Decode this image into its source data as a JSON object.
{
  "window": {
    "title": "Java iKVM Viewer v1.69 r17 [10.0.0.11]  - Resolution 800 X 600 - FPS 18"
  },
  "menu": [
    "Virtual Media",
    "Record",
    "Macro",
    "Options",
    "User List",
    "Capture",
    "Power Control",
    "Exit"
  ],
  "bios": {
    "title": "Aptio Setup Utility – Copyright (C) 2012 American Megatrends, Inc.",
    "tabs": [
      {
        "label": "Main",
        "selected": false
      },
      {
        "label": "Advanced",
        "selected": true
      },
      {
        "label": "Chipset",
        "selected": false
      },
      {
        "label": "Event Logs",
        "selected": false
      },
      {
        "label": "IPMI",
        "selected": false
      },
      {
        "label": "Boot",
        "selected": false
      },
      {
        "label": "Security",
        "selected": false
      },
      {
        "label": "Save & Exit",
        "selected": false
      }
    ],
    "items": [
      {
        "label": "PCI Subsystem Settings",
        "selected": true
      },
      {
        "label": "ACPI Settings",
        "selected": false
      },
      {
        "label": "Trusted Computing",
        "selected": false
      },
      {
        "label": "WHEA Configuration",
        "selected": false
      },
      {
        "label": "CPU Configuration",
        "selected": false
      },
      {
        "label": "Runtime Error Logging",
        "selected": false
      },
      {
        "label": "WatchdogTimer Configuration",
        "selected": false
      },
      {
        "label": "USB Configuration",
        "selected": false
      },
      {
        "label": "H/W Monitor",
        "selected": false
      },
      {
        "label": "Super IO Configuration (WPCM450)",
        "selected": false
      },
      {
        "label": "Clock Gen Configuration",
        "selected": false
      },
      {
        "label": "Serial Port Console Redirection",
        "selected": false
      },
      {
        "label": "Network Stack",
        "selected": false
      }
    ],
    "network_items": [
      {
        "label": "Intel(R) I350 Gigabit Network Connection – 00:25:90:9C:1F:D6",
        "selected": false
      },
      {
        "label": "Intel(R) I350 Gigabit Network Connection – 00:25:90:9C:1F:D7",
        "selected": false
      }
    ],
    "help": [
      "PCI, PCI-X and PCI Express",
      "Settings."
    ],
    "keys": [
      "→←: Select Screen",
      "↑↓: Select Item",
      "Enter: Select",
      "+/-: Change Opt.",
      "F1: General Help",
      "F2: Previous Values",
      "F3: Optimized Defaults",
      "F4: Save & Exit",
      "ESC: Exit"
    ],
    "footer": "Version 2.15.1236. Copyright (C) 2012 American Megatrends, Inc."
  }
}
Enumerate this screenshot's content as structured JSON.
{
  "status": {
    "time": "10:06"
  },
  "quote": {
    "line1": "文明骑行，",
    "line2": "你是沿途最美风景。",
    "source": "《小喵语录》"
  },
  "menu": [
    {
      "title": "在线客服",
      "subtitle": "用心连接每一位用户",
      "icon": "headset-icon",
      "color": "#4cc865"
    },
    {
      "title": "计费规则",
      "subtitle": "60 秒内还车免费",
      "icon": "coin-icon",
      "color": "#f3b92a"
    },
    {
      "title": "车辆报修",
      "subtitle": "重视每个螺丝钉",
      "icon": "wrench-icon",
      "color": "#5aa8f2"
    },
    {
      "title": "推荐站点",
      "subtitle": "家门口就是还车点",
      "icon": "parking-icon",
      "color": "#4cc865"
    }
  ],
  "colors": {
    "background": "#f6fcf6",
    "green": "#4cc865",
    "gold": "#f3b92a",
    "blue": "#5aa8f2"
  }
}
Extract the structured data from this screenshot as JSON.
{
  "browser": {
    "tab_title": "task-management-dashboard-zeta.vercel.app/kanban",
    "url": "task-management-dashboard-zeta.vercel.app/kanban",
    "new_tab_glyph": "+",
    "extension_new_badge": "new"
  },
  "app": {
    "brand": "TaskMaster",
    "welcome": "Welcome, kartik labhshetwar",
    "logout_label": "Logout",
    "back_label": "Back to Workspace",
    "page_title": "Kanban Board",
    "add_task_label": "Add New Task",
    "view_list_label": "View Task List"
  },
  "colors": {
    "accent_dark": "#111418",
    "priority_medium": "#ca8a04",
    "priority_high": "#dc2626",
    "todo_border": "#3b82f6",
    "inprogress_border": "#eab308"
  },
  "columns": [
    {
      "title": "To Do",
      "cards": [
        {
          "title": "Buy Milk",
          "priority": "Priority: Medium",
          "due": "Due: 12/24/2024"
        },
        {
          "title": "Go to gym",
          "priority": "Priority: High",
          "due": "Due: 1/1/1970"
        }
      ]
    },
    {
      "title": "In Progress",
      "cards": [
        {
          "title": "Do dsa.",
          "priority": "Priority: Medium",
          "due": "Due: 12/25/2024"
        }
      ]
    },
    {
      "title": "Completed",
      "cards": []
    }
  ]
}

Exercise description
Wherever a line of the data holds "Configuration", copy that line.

Answer below
        "label": "WHEA Configuration",
        "label": "CPU Configuration",
        "label": "WatchdogTimer Configuration",
        "label": "USB Configuration",
        "label": "Super IO Configuration (WPCM450)",
        "label": "Clock Gen Configuration",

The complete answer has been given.